“Coronary heart disease costs the US $108.9 billion each year and is the most common type of heart disease.”
– Nichols, Medical News Today. What are the top 10 leading causes of death in the US? 2014
Ischemic heart disease is the most common cause of death in the world and has been for the past decade. Coronary ischemia killed 7.4 million people in 2012 alone, according to the World Health Organization. Despite its prevalence both globally and in the United States, coronary ischemia, its causes and its treatments are not widely known by the American public.
Coronary ischemia is the reduction or restriction of blood flow and its oxygen to the heart, according to the American Heart Association. Symptoms may include angina, shortness of breath, fatigue, heart palpitations and swelling of the legs and feet. Silent ischemia occurs when there is no pain or other symptom. According to the Texas Heart Institute, silent ischemia affects three to four million Americans.
Coronary ischemia is caused by coronary artery disease. Johns Hopkins Medicine Heart & Vascular Institute defines coronary artery disease as “a narrowing of the coronary arteries, the vessels that supply blood to the heart muscle, generally due to the buildup of plaques in the arterial walls, a process known as atherosclerosis.” Previous heart attacks, diabetes, smoking, obesity and drug/alcohol abuse are all risk factors for coronary ischemia.
Treatment for coronary ischemia includes lifestyle changes, such as smoking cessation, alcohol intake reduction, healthy eating and exercise. Medications can not only treat symptoms, but also improve function of the heart. Common medications are beta-blockers and ACE inhibitors, according to the Cleveland Clinic. Implants, such as cardiac resynchronization therapy, and surgery, such as angioplasty and bypass surgery, are also treatment options.

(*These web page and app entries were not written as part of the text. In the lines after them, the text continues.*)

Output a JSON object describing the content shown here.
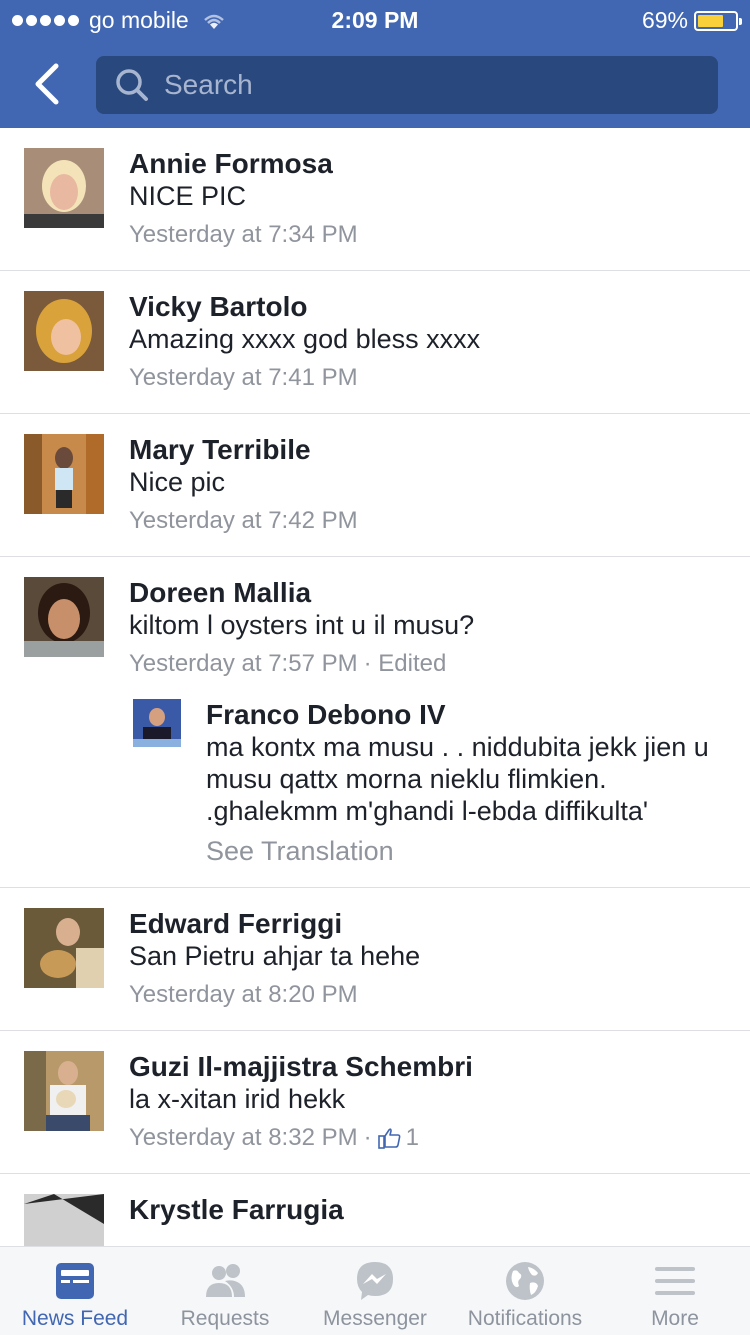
{
  "status_bar": {
    "carrier": "go mobile",
    "time": "2:09 PM",
    "battery": "69%",
    "battery_level": 0.69
  },
  "header": {
    "search_placeholder": "Search",
    "back_icon": "chevron-left-icon",
    "search_icon": "search-icon"
  },
  "comments": [
    {
      "name": "Annie Formosa",
      "text": "NICE PIC",
      "time": "Yesterday at 7:34 PM"
    },
    {
      "name": "Vicky Bartolo",
      "text": "Amazing xxxx god bless xxxx",
      "time": "Yesterday at 7:41 PM"
    },
    {
      "name": "Mary Terribile",
      "text": "Nice pic",
      "time": "Yesterday at 7:42 PM"
    },
    {
      "name": "Doreen Mallia",
      "text": "kiltom l oysters int u il musu?",
      "time": "Yesterday at 7:57 PM",
      "edited": "· Edited"
    },
    {
      "name": "Edward Ferriggi",
      "text": "San Pietru ahjar ta hehe",
      "time": "Yesterday at 8:20 PM"
    },
    {
      "name": "Guzi Il-majjistra Schembri",
      "text": "la x-xitan irid hekk",
      "time": "Yesterday at 8:32 PM",
      "separator": "·",
      "likes": "1"
    },
    {
      "name": "Krystle Farrugia"
    }
  ],
  "reply": {
    "name": "Franco Debono IV",
    "text": "ma kontx ma musu  . . niddubita jekk jien u musu qattx morna nieklu flimkien. .ghalekmm m'ghandi l-ebda diffikulta'",
    "see_translation": "See Translation"
  },
  "tabs": [
    {
      "label": "News Feed",
      "icon": "news-feed-icon",
      "active": true
    },
    {
      "label": "Requests",
      "icon": "friend-requests-icon"
    },
    {
      "label": "Messenger",
      "icon": "messenger-icon"
    },
    {
      "label": "Notifications",
      "icon": "globe-icon"
    },
    {
      "label": "More",
      "icon": "menu-icon"
    }
  ],
  "colors": {
    "brand": "#4267b2",
    "search_field": "#29487d",
    "meta_text": "#90949c",
    "divider": "#dddfe2"
  }
}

Coronary ischemia is one of many negative clinical outcomes associated with inadequate pain management. To help prevent it, Orbis Biosciences has developed an injectable, multiday formulation of the analgesic tramadol. We hope that our work may add to recognition of this common health condition. We hope that quality of life will improve for people who live with ischemia and that one day, it may be eradicated completely.